“My favorite character in the book is Jaggery because he is cocky and insane,” said David Doorley, a fifth grader.
“(My favorite is) Jaggery because he was an awesome, insane villain and the story would not be the same without him,” said Dylan Heard, a fifth grader.
“My favorite character in the book was Fisk. I liked Fisk because he was buff and he was not a traitor. I also like him because he’s a take charge guy,” said sixth grader Garrett McMechan.
McMechan and Madison Rounsivill, a fifth grader, both chose to make a comic strip as part of their final project. Rounsivill created hers on the computer.
“I couldn’t see the point of just writing. People don’t pay attention to paper. People pay a lot of attention to a screen,” she said.
To explore some of the knots that crew members of the ship might have had to master, carrick bend, slip, clove hitch, and bowline knots were tied with rope and attached to a poster board by fifth grader Max Rice.
“I chose the knot board because I am a Cub Scout and I knew some of them,” Rice said.
Five students, using paper, popsicle sticks, twine, rice cereal, wood, hot glue, an orange juice carton and/or watercolors created models of the ship. Oetinger’s had cloth sails, sixth grader Quillen Pierce used cardboard and duct tape and painted his sails with watercolors. McMechan used an orange juice carton to form the hull of his ship and Jack Elrod, a sixth grader, created a crow’s nest from popsicle sticks and rigging and ladders from twine. Cole Muraszewski consumed his ship as it was made of chocolate flavored rice crispy treats.
Among students choosing to write an epilogue to the story were sixth graders Willow Dobson and Courtney Ressler.
“I chose the epilogue because I love to write stories and poems,” said Dobson.
“A lot of books have cliff hangers and it makes me wonder what’s going to be,” said Ressler who wrote about how Charlotte’s life turned out 17 years after the original novel ended.

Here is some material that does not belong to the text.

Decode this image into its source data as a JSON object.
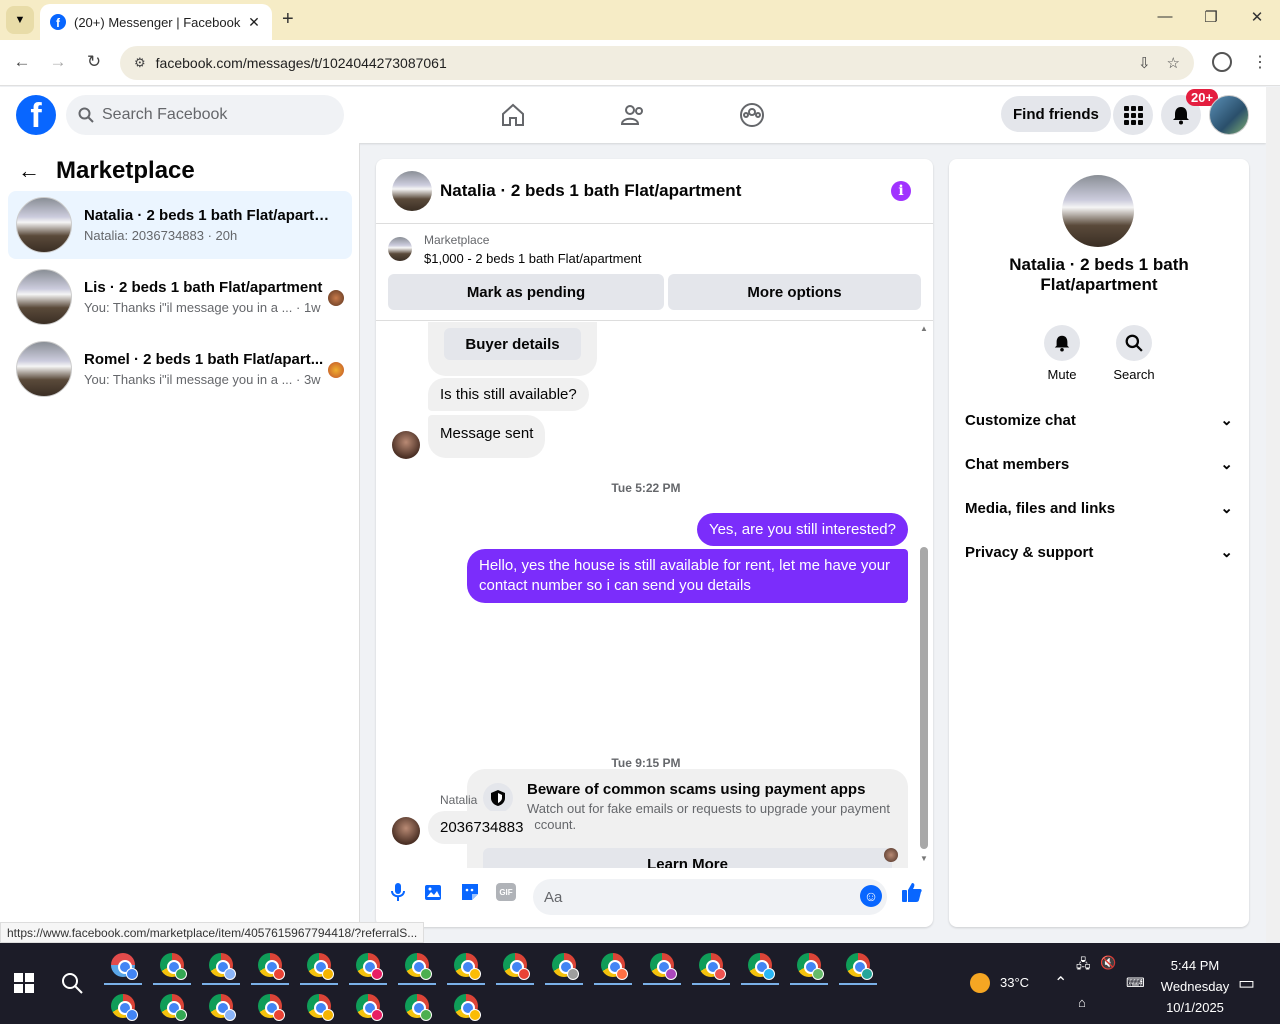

One of the projects chosen only once since Archer began having students create projects based on the novel is entitled, The Letter of the Law. In this project students must research the admiralty codes - the system of law concerning ships and the sea during the 1830s. She explains that students are initially excited about doing this project where she asks them to “pay particular attention to information concerning the relationship of the ship’s captain to his crew.” Once they start reading the actual codes, they seem to lose interest, she said.
Archer has taught at Wasuma for 17 years, always at the 5-8th grade levels.
“Kids are starting to experiment with their personalities and that’s a lot of fun.” Archer said. “They’re also starting to form some opinions about the “real” world out there ... we have some great conversations. That’s one thing I enjoy about the “Doyle” novel, it challenges their perceptions about what they think they know about people. Life in the 1800s was very different for children than it is now - I think it is important for the students to see how many things have changed and yet how many things are similar ... we still struggle with racism, sexism, and preconceived ideas of one another.”
Archer said the novel has so many surprises that the children often end the novel with very different feelings about the characters than when they started. The purpose behind the projects is to allow everyone to demonstrate their talents in both the traditional “academic” way and also in a more creative, less pencil to paper, sense.
“These projects have evolved over the years often with students offering up suggestions, too,” Archer said. “Some of the writing options give the kids a chance to retell an important event from the perspective of another character. That can be a real challenge. Rewriting the final chapter gives those students who were unhappy with the ending a chance to “make it right.” The epilogues are almost always the most entertaining because the kids really get creative. I think they give the characters the lives the students would’ve wanted for themselves if they’d had the freedom Charlotte gained,” Archer said.